§ **Your instructions**
Your answer should repeat every line of the records below in which the word "time" appears.

Entries from a dataset of interfaces:
★ ★ ★ ★ ★

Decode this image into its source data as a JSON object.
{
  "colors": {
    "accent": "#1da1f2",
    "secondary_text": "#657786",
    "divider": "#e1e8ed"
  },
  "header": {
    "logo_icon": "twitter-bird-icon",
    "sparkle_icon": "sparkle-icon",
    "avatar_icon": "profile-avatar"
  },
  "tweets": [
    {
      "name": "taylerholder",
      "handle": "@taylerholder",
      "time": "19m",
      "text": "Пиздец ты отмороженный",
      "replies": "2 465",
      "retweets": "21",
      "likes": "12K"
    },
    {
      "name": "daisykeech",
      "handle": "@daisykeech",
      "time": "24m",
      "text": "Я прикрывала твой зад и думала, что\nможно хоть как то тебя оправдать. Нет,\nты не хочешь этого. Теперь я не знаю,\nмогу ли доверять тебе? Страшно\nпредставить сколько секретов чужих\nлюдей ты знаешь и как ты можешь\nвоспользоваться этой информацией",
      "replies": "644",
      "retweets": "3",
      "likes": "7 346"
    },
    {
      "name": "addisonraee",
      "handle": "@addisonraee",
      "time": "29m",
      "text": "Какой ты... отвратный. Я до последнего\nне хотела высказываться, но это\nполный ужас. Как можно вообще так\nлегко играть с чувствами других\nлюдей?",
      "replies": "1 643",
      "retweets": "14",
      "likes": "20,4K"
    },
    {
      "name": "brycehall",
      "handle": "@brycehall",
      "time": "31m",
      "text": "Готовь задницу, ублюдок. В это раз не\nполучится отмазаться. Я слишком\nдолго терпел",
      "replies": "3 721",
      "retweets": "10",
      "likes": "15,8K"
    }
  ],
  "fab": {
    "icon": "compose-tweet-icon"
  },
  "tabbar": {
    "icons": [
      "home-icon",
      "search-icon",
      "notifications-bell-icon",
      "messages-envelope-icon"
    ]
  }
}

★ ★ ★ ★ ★

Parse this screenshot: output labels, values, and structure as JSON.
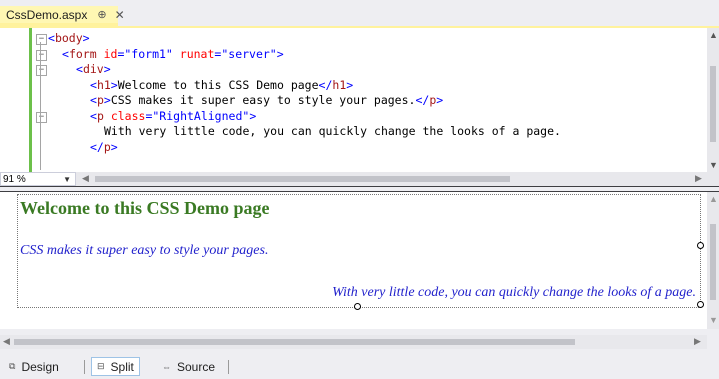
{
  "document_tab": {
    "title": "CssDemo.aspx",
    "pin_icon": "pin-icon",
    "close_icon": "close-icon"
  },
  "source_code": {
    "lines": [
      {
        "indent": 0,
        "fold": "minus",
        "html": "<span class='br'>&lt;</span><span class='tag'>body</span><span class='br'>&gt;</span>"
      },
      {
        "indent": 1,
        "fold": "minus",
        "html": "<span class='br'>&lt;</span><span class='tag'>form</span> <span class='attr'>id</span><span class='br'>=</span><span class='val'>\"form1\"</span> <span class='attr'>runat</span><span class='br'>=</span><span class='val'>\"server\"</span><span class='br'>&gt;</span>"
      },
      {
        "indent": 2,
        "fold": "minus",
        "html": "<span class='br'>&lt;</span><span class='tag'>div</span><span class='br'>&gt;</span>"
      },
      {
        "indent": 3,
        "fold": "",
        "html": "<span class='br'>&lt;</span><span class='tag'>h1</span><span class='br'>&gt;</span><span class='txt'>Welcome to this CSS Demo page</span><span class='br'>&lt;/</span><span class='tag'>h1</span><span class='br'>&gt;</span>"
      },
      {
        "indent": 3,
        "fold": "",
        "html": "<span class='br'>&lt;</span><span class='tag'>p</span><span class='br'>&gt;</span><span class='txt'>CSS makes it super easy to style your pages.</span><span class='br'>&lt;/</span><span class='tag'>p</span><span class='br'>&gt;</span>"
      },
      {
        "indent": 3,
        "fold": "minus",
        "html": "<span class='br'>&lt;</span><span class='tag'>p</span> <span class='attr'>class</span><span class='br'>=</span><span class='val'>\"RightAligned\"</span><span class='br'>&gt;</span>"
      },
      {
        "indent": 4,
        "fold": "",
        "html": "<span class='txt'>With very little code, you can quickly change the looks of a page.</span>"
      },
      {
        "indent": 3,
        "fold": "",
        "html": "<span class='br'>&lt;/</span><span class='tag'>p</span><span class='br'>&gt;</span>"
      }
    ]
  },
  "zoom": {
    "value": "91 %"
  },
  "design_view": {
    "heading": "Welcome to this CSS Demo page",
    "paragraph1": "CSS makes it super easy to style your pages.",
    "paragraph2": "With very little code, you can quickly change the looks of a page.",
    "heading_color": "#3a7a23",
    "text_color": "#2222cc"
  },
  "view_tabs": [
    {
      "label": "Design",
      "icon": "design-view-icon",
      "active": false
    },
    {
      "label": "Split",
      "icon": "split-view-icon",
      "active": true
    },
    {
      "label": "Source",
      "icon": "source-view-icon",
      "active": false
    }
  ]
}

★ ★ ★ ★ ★

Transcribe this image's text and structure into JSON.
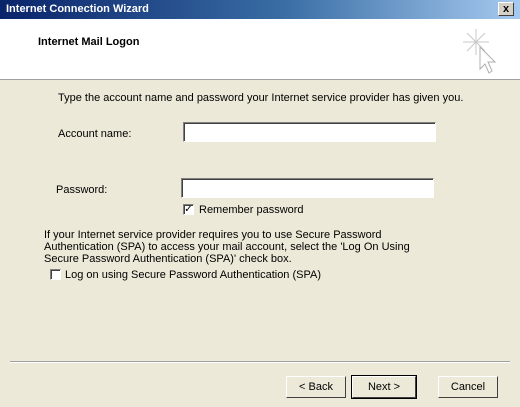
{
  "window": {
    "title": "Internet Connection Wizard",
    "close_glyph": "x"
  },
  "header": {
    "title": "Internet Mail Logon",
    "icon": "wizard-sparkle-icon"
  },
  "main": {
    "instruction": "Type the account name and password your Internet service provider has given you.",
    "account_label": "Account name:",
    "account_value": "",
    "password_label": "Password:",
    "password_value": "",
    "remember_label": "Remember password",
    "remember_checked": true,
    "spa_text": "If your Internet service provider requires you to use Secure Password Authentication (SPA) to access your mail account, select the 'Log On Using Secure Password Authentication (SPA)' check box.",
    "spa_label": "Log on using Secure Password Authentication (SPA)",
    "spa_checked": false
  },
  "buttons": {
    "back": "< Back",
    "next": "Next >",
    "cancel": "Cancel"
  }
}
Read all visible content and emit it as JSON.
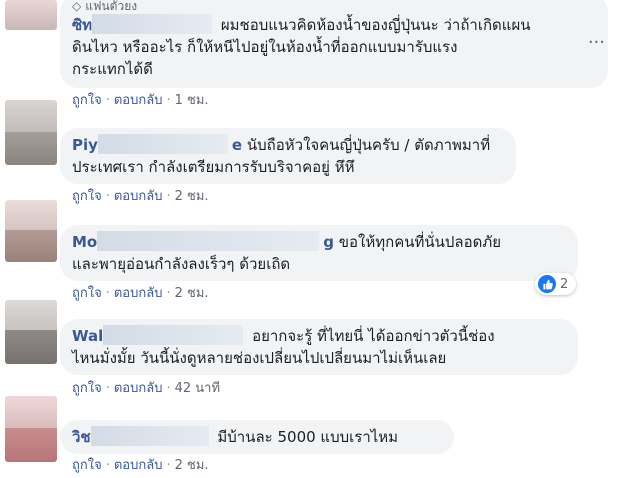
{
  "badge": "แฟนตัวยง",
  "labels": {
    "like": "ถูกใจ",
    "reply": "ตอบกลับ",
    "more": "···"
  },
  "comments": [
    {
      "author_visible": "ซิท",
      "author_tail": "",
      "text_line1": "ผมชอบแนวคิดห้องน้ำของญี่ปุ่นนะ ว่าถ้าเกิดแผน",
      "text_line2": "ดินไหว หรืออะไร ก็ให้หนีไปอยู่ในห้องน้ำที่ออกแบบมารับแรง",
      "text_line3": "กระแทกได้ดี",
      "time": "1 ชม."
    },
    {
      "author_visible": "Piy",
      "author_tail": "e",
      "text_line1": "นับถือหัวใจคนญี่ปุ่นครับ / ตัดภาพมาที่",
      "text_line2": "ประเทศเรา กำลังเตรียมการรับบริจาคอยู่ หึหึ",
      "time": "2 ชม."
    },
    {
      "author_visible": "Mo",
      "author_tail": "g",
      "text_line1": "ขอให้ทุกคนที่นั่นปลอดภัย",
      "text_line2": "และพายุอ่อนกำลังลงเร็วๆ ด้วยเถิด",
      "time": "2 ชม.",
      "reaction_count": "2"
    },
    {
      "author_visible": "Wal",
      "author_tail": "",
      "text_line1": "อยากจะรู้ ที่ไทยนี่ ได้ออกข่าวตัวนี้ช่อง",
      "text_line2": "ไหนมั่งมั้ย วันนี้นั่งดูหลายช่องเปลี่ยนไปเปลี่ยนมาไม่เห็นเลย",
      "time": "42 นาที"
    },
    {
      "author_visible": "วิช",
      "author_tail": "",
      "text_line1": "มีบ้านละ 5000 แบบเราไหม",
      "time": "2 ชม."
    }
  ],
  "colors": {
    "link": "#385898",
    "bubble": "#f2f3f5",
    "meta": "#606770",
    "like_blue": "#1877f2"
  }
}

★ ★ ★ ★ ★

§ **Exercise solution**
      "time": "19m",
      "time": "24m",
      "time": "29m",
      "time": "31m",
      "time": "1 ชม."
      "time": "2 ชม."
      "time": "2 ชม.",
      "time": "42 นาที"
      "time": "2 ชม."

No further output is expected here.